=== Begin Enclosure ===

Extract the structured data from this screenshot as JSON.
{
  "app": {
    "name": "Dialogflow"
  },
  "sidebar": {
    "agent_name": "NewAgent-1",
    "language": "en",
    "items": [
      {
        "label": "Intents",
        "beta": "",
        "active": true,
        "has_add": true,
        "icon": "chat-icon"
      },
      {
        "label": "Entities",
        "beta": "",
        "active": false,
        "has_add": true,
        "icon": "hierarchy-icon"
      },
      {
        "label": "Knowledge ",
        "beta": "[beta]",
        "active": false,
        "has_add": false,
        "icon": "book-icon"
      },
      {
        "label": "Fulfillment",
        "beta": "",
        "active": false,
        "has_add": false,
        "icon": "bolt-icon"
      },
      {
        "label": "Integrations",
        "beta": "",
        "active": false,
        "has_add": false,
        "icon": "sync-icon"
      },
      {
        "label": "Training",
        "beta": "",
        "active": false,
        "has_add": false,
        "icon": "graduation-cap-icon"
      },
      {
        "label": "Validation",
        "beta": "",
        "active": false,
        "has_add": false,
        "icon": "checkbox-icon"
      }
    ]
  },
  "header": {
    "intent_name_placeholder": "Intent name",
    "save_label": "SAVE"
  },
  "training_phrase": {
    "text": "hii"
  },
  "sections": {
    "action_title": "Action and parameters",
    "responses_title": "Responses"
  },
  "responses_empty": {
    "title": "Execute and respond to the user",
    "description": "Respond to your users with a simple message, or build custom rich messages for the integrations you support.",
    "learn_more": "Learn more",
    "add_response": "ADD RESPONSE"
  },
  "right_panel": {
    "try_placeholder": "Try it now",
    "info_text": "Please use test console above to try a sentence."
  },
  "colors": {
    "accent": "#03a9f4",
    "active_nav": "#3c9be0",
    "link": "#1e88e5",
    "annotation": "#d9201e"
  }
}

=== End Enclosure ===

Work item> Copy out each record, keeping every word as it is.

Result for this exercise>
Extract the structured data from this screenshot as JSON.
{
  "app": {
    "name": "Dialogflow"
  },
  "sidebar": {
    "agent_name": "NewAgent-1",
    "language": "en",
    "items": [
      {
        "label": "Intents",
        "beta": "",
        "active": true,
        "has_add": true,
        "icon": "chat-icon"
      },
      {
        "label": "Entities",
        "beta": "",
        "active": false,
        "has_add": true,
        "icon": "hierarchy-icon"
      },
      {
        "label": "Knowledge ",
        "beta": "[beta]",
        "active": false,
        "has_add": false,
        "icon": "book-icon"
      },
      {
        "label": "Fulfillment",
        "beta": "",
        "active": false,
        "has_add": false,
        "icon": "bolt-icon"
      },
      {
        "label": "Integrations",
        "beta": "",
        "active": false,
        "has_add": false,
        "icon": "sync-icon"
      },
      {
        "label": "Training",
        "beta": "",
        "active": false,
        "has_add": false,
        "icon": "graduation-cap-icon"
      },
      {
        "label": "Validation",
        "beta": "",
        "active": false,
        "has_add": false,
        "icon": "checkbox-icon"
      }
    ]
  },
  "header": {
    "intent_name_placeholder": "Intent name",
    "save_label": "SAVE"
  },
  "training_phrase": {
    "text": "hii"
  },
  "sections": {
    "action_title": "Action and parameters",
    "responses_title": "Responses"
  },
  "responses_empty": {
    "title": "Execute and respond to the user",
    "description": "Respond to your users with a simple message, or build custom rich messages for the integrations you support.",
    "learn_more": "Learn more",
    "add_response": "ADD RESPONSE"
  },
  "right_panel": {
    "try_placeholder": "Try it now",
    "info_text": "Please use test console above to try a sentence."
  },
  "colors": {
    "accent": "#03a9f4",
    "active_nav": "#3c9be0",
    "link": "#1e88e5",
    "annotation": "#d9201e"
  }
}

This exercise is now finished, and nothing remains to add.